*** Opening of RECORDED DATA ***

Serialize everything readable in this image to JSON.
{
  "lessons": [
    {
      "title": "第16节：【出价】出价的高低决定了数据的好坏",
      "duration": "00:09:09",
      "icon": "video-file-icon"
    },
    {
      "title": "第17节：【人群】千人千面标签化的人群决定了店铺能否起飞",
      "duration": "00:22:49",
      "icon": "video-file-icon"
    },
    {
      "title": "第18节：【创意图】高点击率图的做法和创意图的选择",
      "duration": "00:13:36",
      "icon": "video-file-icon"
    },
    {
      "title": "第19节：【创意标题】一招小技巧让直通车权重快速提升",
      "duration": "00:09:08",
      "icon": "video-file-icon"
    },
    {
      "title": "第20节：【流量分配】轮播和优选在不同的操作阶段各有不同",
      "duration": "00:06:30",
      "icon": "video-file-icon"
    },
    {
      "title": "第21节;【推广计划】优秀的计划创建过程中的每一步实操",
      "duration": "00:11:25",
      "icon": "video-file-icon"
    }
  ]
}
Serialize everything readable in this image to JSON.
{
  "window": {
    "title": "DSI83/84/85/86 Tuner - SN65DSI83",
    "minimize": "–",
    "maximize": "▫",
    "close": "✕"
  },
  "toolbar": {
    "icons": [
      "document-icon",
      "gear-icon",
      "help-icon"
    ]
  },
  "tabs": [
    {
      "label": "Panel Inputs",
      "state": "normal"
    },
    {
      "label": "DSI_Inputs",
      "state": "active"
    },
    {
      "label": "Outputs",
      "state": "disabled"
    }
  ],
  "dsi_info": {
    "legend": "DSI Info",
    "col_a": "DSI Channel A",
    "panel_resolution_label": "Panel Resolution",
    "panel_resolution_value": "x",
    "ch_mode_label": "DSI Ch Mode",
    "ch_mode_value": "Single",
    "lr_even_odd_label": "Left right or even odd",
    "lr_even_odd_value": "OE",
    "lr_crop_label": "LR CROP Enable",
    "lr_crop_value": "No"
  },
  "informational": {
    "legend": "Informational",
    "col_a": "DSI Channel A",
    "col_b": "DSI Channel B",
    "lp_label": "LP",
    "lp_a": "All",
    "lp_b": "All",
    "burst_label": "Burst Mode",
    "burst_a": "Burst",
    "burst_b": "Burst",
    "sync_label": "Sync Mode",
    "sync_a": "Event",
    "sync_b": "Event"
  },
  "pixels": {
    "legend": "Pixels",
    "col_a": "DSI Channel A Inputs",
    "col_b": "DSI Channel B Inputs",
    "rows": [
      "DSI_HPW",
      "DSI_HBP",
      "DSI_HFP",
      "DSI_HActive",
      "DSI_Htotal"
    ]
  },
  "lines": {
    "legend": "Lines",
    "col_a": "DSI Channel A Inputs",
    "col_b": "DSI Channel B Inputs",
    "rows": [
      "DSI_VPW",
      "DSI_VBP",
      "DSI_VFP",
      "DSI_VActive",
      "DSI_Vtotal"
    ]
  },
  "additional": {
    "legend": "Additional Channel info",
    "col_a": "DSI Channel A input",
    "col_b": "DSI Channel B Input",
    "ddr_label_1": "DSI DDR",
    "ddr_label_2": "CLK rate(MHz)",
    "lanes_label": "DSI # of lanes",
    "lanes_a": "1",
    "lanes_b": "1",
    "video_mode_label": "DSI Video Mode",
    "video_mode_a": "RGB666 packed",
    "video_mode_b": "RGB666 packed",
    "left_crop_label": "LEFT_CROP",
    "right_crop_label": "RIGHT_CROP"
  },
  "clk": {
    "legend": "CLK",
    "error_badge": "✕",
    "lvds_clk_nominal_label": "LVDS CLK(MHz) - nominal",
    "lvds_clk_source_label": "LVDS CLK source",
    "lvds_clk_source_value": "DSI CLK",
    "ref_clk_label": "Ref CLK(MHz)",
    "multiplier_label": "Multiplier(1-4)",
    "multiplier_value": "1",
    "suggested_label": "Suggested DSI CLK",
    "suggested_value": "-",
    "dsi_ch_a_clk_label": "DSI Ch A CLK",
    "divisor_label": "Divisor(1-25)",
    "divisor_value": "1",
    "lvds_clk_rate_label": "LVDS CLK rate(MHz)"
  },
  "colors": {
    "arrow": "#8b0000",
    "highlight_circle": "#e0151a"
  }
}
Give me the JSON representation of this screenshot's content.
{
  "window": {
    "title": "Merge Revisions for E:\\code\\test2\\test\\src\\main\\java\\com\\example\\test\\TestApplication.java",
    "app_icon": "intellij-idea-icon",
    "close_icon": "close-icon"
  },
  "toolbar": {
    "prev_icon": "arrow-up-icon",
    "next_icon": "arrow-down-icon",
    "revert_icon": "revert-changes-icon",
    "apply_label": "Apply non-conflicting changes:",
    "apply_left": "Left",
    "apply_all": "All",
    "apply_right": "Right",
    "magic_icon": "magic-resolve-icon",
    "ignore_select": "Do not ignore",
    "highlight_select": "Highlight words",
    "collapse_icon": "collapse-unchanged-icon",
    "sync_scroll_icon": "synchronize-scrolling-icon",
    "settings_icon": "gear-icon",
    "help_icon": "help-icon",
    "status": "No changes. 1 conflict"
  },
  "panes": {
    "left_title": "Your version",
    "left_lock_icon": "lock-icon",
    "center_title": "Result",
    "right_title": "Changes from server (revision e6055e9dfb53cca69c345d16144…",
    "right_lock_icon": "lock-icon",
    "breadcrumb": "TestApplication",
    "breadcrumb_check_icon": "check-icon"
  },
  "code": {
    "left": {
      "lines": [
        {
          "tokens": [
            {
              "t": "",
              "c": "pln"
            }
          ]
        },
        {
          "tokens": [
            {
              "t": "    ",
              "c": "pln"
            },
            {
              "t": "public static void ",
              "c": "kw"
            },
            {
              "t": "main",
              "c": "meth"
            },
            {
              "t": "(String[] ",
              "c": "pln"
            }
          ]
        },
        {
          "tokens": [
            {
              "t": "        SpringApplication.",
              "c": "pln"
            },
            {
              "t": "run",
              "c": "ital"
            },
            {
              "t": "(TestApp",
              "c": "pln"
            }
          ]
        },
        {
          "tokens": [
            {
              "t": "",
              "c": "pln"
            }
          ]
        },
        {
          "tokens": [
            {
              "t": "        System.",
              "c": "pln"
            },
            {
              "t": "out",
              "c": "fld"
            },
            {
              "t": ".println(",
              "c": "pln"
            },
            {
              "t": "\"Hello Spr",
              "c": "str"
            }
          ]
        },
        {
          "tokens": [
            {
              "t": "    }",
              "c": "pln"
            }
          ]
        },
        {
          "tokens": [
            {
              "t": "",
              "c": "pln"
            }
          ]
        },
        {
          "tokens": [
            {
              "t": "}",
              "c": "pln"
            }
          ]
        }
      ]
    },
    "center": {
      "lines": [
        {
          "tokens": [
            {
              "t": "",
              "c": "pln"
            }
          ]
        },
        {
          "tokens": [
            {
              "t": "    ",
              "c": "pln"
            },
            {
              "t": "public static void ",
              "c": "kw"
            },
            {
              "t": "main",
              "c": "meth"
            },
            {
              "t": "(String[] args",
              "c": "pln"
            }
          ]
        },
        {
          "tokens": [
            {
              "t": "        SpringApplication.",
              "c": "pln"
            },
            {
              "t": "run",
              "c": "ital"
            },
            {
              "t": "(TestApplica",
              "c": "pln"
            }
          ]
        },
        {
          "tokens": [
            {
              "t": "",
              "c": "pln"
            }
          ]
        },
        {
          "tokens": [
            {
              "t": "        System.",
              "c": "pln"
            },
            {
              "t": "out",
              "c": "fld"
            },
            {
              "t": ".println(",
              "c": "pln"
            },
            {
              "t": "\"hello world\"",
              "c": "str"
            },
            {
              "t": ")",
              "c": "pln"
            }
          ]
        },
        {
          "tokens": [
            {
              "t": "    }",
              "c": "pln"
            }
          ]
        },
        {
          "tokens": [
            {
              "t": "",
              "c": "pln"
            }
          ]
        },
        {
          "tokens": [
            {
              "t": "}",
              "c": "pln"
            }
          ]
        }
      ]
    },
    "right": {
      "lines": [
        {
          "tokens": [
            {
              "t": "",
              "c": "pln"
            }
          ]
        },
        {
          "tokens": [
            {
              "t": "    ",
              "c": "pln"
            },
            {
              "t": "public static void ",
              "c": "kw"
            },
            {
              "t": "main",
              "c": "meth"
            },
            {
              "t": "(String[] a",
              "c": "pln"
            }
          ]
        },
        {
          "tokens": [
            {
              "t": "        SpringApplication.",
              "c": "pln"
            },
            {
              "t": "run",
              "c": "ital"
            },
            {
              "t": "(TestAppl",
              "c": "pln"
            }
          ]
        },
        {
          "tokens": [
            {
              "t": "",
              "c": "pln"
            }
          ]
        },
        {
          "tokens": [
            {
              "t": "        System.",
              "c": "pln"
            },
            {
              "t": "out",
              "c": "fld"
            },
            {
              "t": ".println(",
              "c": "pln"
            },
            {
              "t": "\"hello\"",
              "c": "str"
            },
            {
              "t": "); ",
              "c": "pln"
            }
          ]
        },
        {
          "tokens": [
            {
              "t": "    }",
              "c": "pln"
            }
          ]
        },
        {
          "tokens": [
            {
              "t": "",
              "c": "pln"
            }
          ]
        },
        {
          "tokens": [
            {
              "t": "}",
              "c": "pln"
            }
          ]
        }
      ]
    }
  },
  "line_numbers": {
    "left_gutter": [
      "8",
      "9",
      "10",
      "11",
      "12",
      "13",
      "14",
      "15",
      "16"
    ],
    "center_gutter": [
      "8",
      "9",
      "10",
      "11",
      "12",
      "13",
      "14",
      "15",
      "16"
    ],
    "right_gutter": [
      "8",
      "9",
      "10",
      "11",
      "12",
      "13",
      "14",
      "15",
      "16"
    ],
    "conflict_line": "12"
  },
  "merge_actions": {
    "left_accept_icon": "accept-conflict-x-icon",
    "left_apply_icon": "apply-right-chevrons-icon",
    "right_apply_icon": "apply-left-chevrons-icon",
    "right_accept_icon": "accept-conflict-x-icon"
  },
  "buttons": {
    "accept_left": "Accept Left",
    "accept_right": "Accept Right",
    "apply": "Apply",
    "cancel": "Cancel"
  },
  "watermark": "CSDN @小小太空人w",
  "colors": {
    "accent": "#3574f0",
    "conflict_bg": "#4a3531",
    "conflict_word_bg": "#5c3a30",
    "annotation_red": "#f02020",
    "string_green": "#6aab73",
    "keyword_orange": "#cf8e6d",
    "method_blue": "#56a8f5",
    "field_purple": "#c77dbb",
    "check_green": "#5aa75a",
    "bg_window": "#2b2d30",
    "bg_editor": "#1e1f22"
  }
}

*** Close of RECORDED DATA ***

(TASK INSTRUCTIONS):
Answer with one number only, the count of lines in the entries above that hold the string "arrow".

(ANSWER SECTION):
3